(4) Provide recommendations to members (Unsolicited and Solicited) at a level similar to what you receive or find deserving of.
(5) From a customer point of view redesign your LinkedIn content to reflect what a resume would say in terms of your USP. Most folks write down what they did, but not what they accomplished for their employers and/or customers.
(6) if you have a decade of experience and/or 100 first level connections, having a one liner for description of your role is an insult to your business intelligence. For the 100 level connections if you have 5 recommendations, it says that one in 20 have something to say of you. If the number of members shows 5+, then it means there are at least 500 and if one still maintains 5 recommendations, it is telling us that the MTR is teetering miserably at 100 (pretty bad in terms of value brought to the customer).
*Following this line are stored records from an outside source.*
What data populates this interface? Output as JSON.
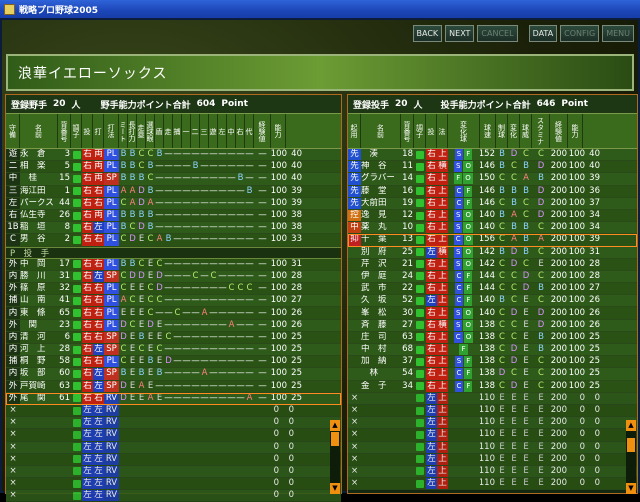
{
  "window": {
    "title": "戦略プロ野球2005"
  },
  "toolbar": {
    "back": "BACK",
    "next": "NEXT",
    "cancel": "CANCEL",
    "data": "DATA",
    "config": "CONFIG",
    "menu": "MENU"
  },
  "team": {
    "name": "浪華イエローソックス"
  },
  "fielders": {
    "header": {
      "label": "登録野手",
      "count": "20",
      "unit": "人",
      "points_label": "野手能力ポイント合計",
      "points": "604",
      "points_unit": "Point"
    },
    "columns": [
      "守備",
      "名前",
      "背番号",
      "調子",
      "投",
      "打",
      "打法",
      "ミート",
      "長打力",
      "走塁",
      "選球眼",
      "盾",
      "走",
      "捕",
      "一",
      "二",
      "三",
      "遊",
      "左",
      "中",
      "右",
      "代",
      "経験値",
      "能力"
    ],
    "rows": [
      {
        "pos": "遊",
        "name": "永　倉",
        "num": "3",
        "sel": "右",
        "bat": "両",
        "st": "PL",
        "a": "B",
        "b": "B",
        "c": "C",
        "d": "C",
        "e": "B",
        "f": "—",
        "g": "—",
        "h": "—",
        "i": "—",
        "j": "—",
        "k": "—",
        "l": "—",
        "m": "—",
        "n": "—",
        "o": "—",
        "p": "—",
        "exp": "100",
        "abil": "40"
      },
      {
        "pos": "二",
        "name": "相　楽",
        "num": "5",
        "sel": "右",
        "bat": "両",
        "st": "PL",
        "a": "B",
        "b": "B",
        "c": "C",
        "d": "B",
        "e": "—",
        "f": "—",
        "g": "—",
        "h": "—",
        "i": "B",
        "j": "—",
        "k": "—",
        "l": "—",
        "m": "—",
        "n": "—",
        "o": "—",
        "p": "—",
        "exp": "100",
        "abil": "40"
      },
      {
        "pos": "中",
        "name": "　桂",
        "num": "15",
        "sel": "右",
        "bat": "両",
        "st": "SP",
        "a": "B",
        "b": "B",
        "c": "B",
        "d": "C",
        "e": "—",
        "f": "—",
        "g": "—",
        "h": "—",
        "i": "—",
        "j": "—",
        "k": "—",
        "l": "—",
        "m": "—",
        "n": "B",
        "o": "—",
        "p": "—",
        "exp": "100",
        "abil": "40"
      },
      {
        "pos": "三",
        "name": "海江田",
        "num": "1",
        "sel": "右",
        "bat": "右",
        "st": "PL",
        "a": "A",
        "b": "A",
        "c": "D",
        "d": "B",
        "e": "—",
        "f": "—",
        "g": "—",
        "h": "—",
        "i": "—",
        "j": "—",
        "k": "—",
        "l": "—",
        "m": "—",
        "n": "—",
        "o": "B",
        "p": "—",
        "exp": "100",
        "abil": "39"
      },
      {
        "pos": "左",
        "name": "パークス",
        "num": "44",
        "sel": "右",
        "bat": "右",
        "st": "PL",
        "a": "C",
        "b": "A",
        "c": "D",
        "d": "A",
        "e": "—",
        "f": "—",
        "g": "—",
        "h": "—",
        "i": "—",
        "j": "—",
        "k": "—",
        "l": "—",
        "m": "—",
        "n": "—",
        "o": "—",
        "p": "—",
        "exp": "100",
        "abil": "39"
      },
      {
        "pos": "右",
        "name": "仏生寺",
        "num": "26",
        "sel": "右",
        "bat": "両",
        "st": "PL",
        "a": "B",
        "b": "B",
        "c": "B",
        "d": "B",
        "e": "—",
        "f": "—",
        "g": "—",
        "h": "—",
        "i": "—",
        "j": "—",
        "k": "—",
        "l": "—",
        "m": "—",
        "n": "—",
        "o": "—",
        "p": "—",
        "exp": "100",
        "abil": "38"
      },
      {
        "pos": "1B",
        "name": "稲　垣",
        "num": "8",
        "sel": "右",
        "bat": "左",
        "st": "PL",
        "a": "B",
        "b": "C",
        "c": "D",
        "d": "B",
        "e": "—",
        "f": "—",
        "g": "—",
        "h": "—",
        "i": "—",
        "j": "—",
        "k": "—",
        "l": "—",
        "m": "—",
        "n": "—",
        "o": "—",
        "p": "—",
        "exp": "100",
        "abil": "38"
      },
      {
        "pos": "C",
        "name": "男　谷",
        "num": "2",
        "sel": "右",
        "bat": "右",
        "st": "PL",
        "a": "C",
        "b": "D",
        "c": "E",
        "d": "C",
        "e": "A",
        "f": "B",
        "g": "—",
        "h": "—",
        "i": "—",
        "j": "—",
        "k": "—",
        "l": "—",
        "m": "—",
        "n": "—",
        "o": "—",
        "p": "—",
        "exp": "100",
        "abil": "33"
      }
    ],
    "pitcher_slot": "P　投　手",
    "bench": [
      {
        "pos": "外",
        "name": "中　岡",
        "num": "17",
        "sel": "右",
        "bat": "右",
        "st": "PL",
        "a": "B",
        "b": "B",
        "c": "C",
        "d": "E",
        "e": "C",
        "f": "—",
        "g": "—",
        "h": "—",
        "i": "—",
        "j": "—",
        "k": "—",
        "l": "—",
        "m": "—",
        "n": "—",
        "o": "—",
        "p": "—",
        "exp": "100",
        "abil": "31"
      },
      {
        "pos": "内",
        "name": "勝　川",
        "num": "31",
        "sel": "右",
        "bat": "左",
        "st": "SP",
        "a": "C",
        "b": "D",
        "c": "D",
        "d": "E",
        "e": "D",
        "f": "—",
        "g": "—",
        "h": "—",
        "i": "C",
        "j": "—",
        "k": "C",
        "l": "—",
        "m": "—",
        "n": "—",
        "o": "—",
        "p": "—",
        "exp": "100",
        "abil": "28"
      },
      {
        "pos": "外",
        "name": "篠　原",
        "num": "32",
        "sel": "右",
        "bat": "右",
        "st": "PL",
        "a": "C",
        "b": "E",
        "c": "E",
        "d": "C",
        "e": "D",
        "f": "—",
        "g": "—",
        "h": "—",
        "i": "—",
        "j": "—",
        "k": "—",
        "l": "—",
        "m": "C",
        "n": "C",
        "o": "C",
        "p": "—",
        "exp": "100",
        "abil": "28"
      },
      {
        "pos": "捕",
        "name": "山　南",
        "num": "41",
        "sel": "右",
        "bat": "右",
        "st": "PL",
        "a": "A",
        "b": "C",
        "c": "E",
        "d": "C",
        "e": "C",
        "f": "—",
        "g": "—",
        "h": "—",
        "i": "—",
        "j": "—",
        "k": "—",
        "l": "—",
        "m": "—",
        "n": "—",
        "o": "—",
        "p": "—",
        "exp": "100",
        "abil": "27"
      },
      {
        "pos": "内",
        "name": "東　條",
        "num": "65",
        "sel": "右",
        "bat": "右",
        "st": "PL",
        "a": "E",
        "b": "E",
        "c": "E",
        "d": "C",
        "e": "—",
        "f": "—",
        "g": "C",
        "h": "—",
        "i": "—",
        "j": "A",
        "k": "—",
        "l": "—",
        "m": "—",
        "n": "—",
        "o": "—",
        "p": "—",
        "exp": "100",
        "abil": "26"
      },
      {
        "pos": "外",
        "name": "　関",
        "num": "23",
        "sel": "右",
        "bat": "右",
        "st": "PL",
        "a": "D",
        "b": "C",
        "c": "E",
        "d": "D",
        "e": "E",
        "f": "—",
        "g": "—",
        "h": "—",
        "i": "—",
        "j": "—",
        "k": "—",
        "l": "—",
        "m": "A",
        "n": "—",
        "o": "—",
        "p": "—",
        "exp": "100",
        "abil": "26"
      },
      {
        "pos": "内",
        "name": "清　河",
        "num": "6",
        "sel": "右",
        "bat": "右",
        "st": "SP",
        "a": "D",
        "b": "E",
        "c": "B",
        "d": "E",
        "e": "E",
        "f": "C",
        "g": "—",
        "h": "—",
        "i": "—",
        "j": "—",
        "k": "—",
        "l": "—",
        "m": "—",
        "n": "—",
        "o": "—",
        "p": "—",
        "exp": "100",
        "abil": "25"
      },
      {
        "pos": "内",
        "name": "河　上",
        "num": "28",
        "sel": "右",
        "bat": "左",
        "st": "SP",
        "a": "C",
        "b": "E",
        "c": "C",
        "d": "E",
        "e": "C",
        "f": "—",
        "g": "—",
        "h": "—",
        "i": "—",
        "j": "—",
        "k": "—",
        "l": "—",
        "m": "—",
        "n": "—",
        "o": "—",
        "p": "—",
        "exp": "100",
        "abil": "25"
      },
      {
        "pos": "捕",
        "name": "桐　野",
        "num": "58",
        "sel": "右",
        "bat": "右",
        "st": "PL",
        "a": "C",
        "b": "E",
        "c": "E",
        "d": "B",
        "e": "E",
        "f": "D",
        "g": "—",
        "h": "—",
        "i": "—",
        "j": "—",
        "k": "—",
        "l": "—",
        "m": "—",
        "n": "—",
        "o": "—",
        "p": "—",
        "exp": "100",
        "abil": "25"
      },
      {
        "pos": "内",
        "name": "坂　部",
        "num": "60",
        "sel": "右",
        "bat": "左",
        "st": "SP",
        "a": "B",
        "b": "E",
        "c": "B",
        "d": "E",
        "e": "B",
        "f": "—",
        "g": "—",
        "h": "—",
        "i": "—",
        "j": "A",
        "k": "—",
        "l": "—",
        "m": "—",
        "n": "—",
        "o": "—",
        "p": "—",
        "exp": "100",
        "abil": "25"
      },
      {
        "pos": "外",
        "name": "戸賀崎",
        "num": "63",
        "sel": "右",
        "bat": "左",
        "st": "SP",
        "a": "D",
        "b": "E",
        "c": "A",
        "d": "E",
        "e": "—",
        "f": "—",
        "g": "—",
        "h": "—",
        "i": "—",
        "j": "—",
        "k": "—",
        "l": "—",
        "m": "—",
        "n": "—",
        "o": "—",
        "p": "—",
        "exp": "100",
        "abil": "25"
      },
      {
        "pos": "外",
        "name": "尾　関",
        "num": "61",
        "sel": "右",
        "bat": "右",
        "st": "RV",
        "a": "D",
        "b": "E",
        "c": "E",
        "d": "A",
        "e": "E",
        "f": "—",
        "g": "—",
        "h": "—",
        "i": "—",
        "j": "—",
        "k": "—",
        "l": "—",
        "m": "—",
        "n": "—",
        "o": "A",
        "p": "—",
        "exp": "100",
        "abil": "25"
      }
    ],
    "empty_rows": 8,
    "empty_pos": "×",
    "empty_bat_l": "左",
    "empty_bat_r": "左",
    "empty_st": "RV",
    "empty_exp": "0",
    "empty_abil": "0"
  },
  "pitchers": {
    "header": {
      "label": "登録投手",
      "count": "20",
      "unit": "人",
      "points_label": "投手能力ポイント合計",
      "points": "646",
      "points_unit": "Point"
    },
    "columns": [
      "起用",
      "名前",
      "背番号",
      "調子",
      "投",
      "法",
      "変化球",
      "球速",
      "制球",
      "変化",
      "球威",
      "スタミナ",
      "経験値",
      "能力"
    ],
    "rows": [
      {
        "role": "先",
        "name": "　湊",
        "num": "18",
        "hand": "右",
        "form": "上",
        "k1": "S",
        "k2": "F",
        "spd": "152",
        "a": "B",
        "b": "D",
        "c": "C",
        "d": "C",
        "sta": "200",
        "exp": "100",
        "abil": "40"
      },
      {
        "role": "先",
        "name": "神　谷",
        "num": "11",
        "hand": "右",
        "form": "横",
        "k1": "S",
        "k2": "O",
        "spd": "146",
        "a": "B",
        "b": "C",
        "c": "B",
        "d": "D",
        "sta": "200",
        "exp": "100",
        "abil": "40"
      },
      {
        "role": "先",
        "name": "グラバー",
        "num": "14",
        "hand": "右",
        "form": "上",
        "k1": "F",
        "k2": "O",
        "spd": "150",
        "a": "C",
        "b": "C",
        "c": "A",
        "d": "B",
        "sta": "200",
        "exp": "100",
        "abil": "39"
      },
      {
        "role": "先",
        "name": "藤　堂",
        "num": "16",
        "hand": "右",
        "form": "上",
        "k1": "C",
        "k2": "F",
        "spd": "146",
        "a": "B",
        "b": "B",
        "c": "B",
        "d": "D",
        "sta": "200",
        "exp": "100",
        "abil": "36"
      },
      {
        "role": "先",
        "name": "大前田",
        "num": "19",
        "hand": "右",
        "form": "上",
        "k1": "C",
        "k2": "F",
        "spd": "146",
        "a": "C",
        "b": "B",
        "c": "C",
        "d": "D",
        "sta": "200",
        "exp": "100",
        "abil": "37"
      },
      {
        "role": "控",
        "name": "逸　見",
        "num": "12",
        "hand": "右",
        "form": "上",
        "k1": "S",
        "k2": "O",
        "spd": "140",
        "a": "B",
        "b": "A",
        "c": "C",
        "d": "D",
        "sta": "200",
        "exp": "100",
        "abil": "34"
      },
      {
        "role": "中",
        "name": "薬　丸",
        "num": "10",
        "hand": "右",
        "form": "上",
        "k1": "S",
        "k2": "O",
        "spd": "140",
        "a": "C",
        "b": "B",
        "c": "B",
        "d": "C",
        "sta": "200",
        "exp": "100",
        "abil": "34"
      },
      {
        "role": "抑",
        "name": "千　葉",
        "num": "13",
        "hand": "右",
        "form": "上",
        "k1": "C",
        "k2": "O",
        "spd": "156",
        "a": "C",
        "b": "A",
        "c": "B",
        "d": "A",
        "sta": "200",
        "exp": "100",
        "abil": "39"
      },
      {
        "role": "",
        "name": "別　府",
        "num": "25",
        "hand": "左",
        "form": "横",
        "k1": "S",
        "k2": "O",
        "spd": "142",
        "a": "B",
        "b": "D",
        "c": "B",
        "d": "C",
        "sta": "200",
        "exp": "100",
        "abil": "31"
      },
      {
        "role": "",
        "name": "芹　沢",
        "num": "21",
        "hand": "右",
        "form": "上",
        "k1": "S",
        "k2": "O",
        "spd": "142",
        "a": "C",
        "b": "D",
        "c": "C",
        "d": "E",
        "sta": "200",
        "exp": "100",
        "abil": "28"
      },
      {
        "role": "",
        "name": "伊　庭",
        "num": "24",
        "hand": "右",
        "form": "上",
        "k1": "C",
        "k2": "F",
        "spd": "144",
        "a": "C",
        "b": "C",
        "c": "D",
        "d": "C",
        "sta": "200",
        "exp": "100",
        "abil": "28"
      },
      {
        "role": "",
        "name": "武　市",
        "num": "22",
        "hand": "右",
        "form": "上",
        "k1": "C",
        "k2": "F",
        "spd": "144",
        "a": "C",
        "b": "C",
        "c": "D",
        "d": "B",
        "sta": "200",
        "exp": "100",
        "abil": "27"
      },
      {
        "role": "",
        "name": "久　坂",
        "num": "52",
        "hand": "左",
        "form": "上",
        "k1": "C",
        "k2": "F",
        "spd": "140",
        "a": "B",
        "b": "C",
        "c": "E",
        "d": "C",
        "sta": "200",
        "exp": "100",
        "abil": "26"
      },
      {
        "role": "",
        "name": "峯　松",
        "num": "30",
        "hand": "右",
        "form": "上",
        "k1": "S",
        "k2": "O",
        "spd": "140",
        "a": "C",
        "b": "D",
        "c": "E",
        "d": "D",
        "sta": "200",
        "exp": "100",
        "abil": "26"
      },
      {
        "role": "",
        "name": "斉　藤",
        "num": "27",
        "hand": "右",
        "form": "横",
        "k1": "S",
        "k2": "O",
        "spd": "138",
        "a": "C",
        "b": "C",
        "c": "E",
        "d": "D",
        "sta": "200",
        "exp": "100",
        "abil": "26"
      },
      {
        "role": "",
        "name": "庄　司",
        "num": "63",
        "hand": "右",
        "form": "上",
        "k1": "C",
        "k2": "O",
        "spd": "138",
        "a": "C",
        "b": "C",
        "c": "E",
        "d": "B",
        "sta": "200",
        "exp": "100",
        "abil": "25"
      },
      {
        "role": "",
        "name": "中　村",
        "num": "68",
        "hand": "右",
        "form": "上",
        "k1": "F",
        "k2": "",
        "spd": "138",
        "a": "C",
        "b": "D",
        "c": "E",
        "d": "B",
        "sta": "200",
        "exp": "100",
        "abil": "25"
      },
      {
        "role": "",
        "name": "加　納",
        "num": "37",
        "hand": "右",
        "form": "上",
        "k1": "S",
        "k2": "F",
        "spd": "138",
        "a": "C",
        "b": "D",
        "c": "E",
        "d": "C",
        "sta": "200",
        "exp": "100",
        "abil": "25"
      },
      {
        "role": "",
        "name": "　林",
        "num": "54",
        "hand": "右",
        "form": "上",
        "k1": "C",
        "k2": "F",
        "spd": "138",
        "a": "D",
        "b": "C",
        "c": "E",
        "d": "C",
        "sta": "200",
        "exp": "100",
        "abil": "25"
      },
      {
        "role": "",
        "name": "金　子",
        "num": "34",
        "hand": "右",
        "form": "上",
        "k1": "C",
        "k2": "F",
        "spd": "138",
        "a": "C",
        "b": "D",
        "c": "E",
        "d": "C",
        "sta": "200",
        "exp": "100",
        "abil": "25"
      }
    ],
    "empty_rows": 8,
    "empty_pos": "×",
    "empty_hand": "左",
    "empty_form": "上",
    "empty_spd": "110",
    "empty_grade": "E",
    "empty_sta": "200",
    "empty_exp": "0",
    "empty_abil": "0"
  },
  "colors": {
    "accent": "#f09010",
    "panel_border": "#b06a20",
    "header_bg": "#4a7c24"
  }
}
(7) In reality you probably brought tremendous value to your employers and customers, but just kept it as a best-kept-secret to the world of leads, business contacts and contract approvers in many enterprises across the world. This is called "Shoveling the Snow and Burying Oneself" in the business world. By just having a high MTR value (low recommendation rate) we are unknowingly sending a message that either we don't professionally solicit our customers for recommendations or don't really think we provided value in the work we did - both of which may be false. Or maybe we didn't know how to solicit recommendations unless we dis and the recipient didn't bother to respond.
(8) More than the MTR, the latest and greatest of the recommendations also count as to when you did the work is also important to demonstrate the sustenance of your USP.
Having a website is critical and the content in it aligning with your professional profile on media is also critical. A testimonial on the website not appearing on the professional media is also raising a flag or missing dates as to when the work was performed. If one has a drop down menu or icon dedicated for a testimonials, customers or leads are looking for several. Testimonials without an URL for the person providing them are usually not treated with the same level of respect as the ones which do.
Project Complexity for each of the clients listed is also key, time involved, nature of deployment, success measures in terms of % improvement in sales, lead time, or customer delight etc are also key and critical.
The entire process takes about a 3-6 months to complete assuming over a decade work has been performed to deserve the credits expected today. However, as one populates their profile and website, leads will start appearing as this is a non linear or exponential process, especially when the SEO knobs are turning rapidly as we populate our profile, or professional media.
Good luck and stay in touch.
Be honest about your business and your competitive advantages, acknowledge your weaknesses, never exagerate, never lie, and they will come to you
If you are talking about the US Federal Government - identifying markets is a minor issue compared to getting access to buying entities and becoming qualified.
I'd suggest getting in touch with your Congress people, explain your area of expertise, your offer, and ask for guidance. You can also find companies that are already qualified and selling to the government and try contacting them as a potential "partner" if your products/services are complementary.
Honestly, if you're not sure how to identify and qualify leads for your own business, I'd suggest you outsource for a firm that can do this for you.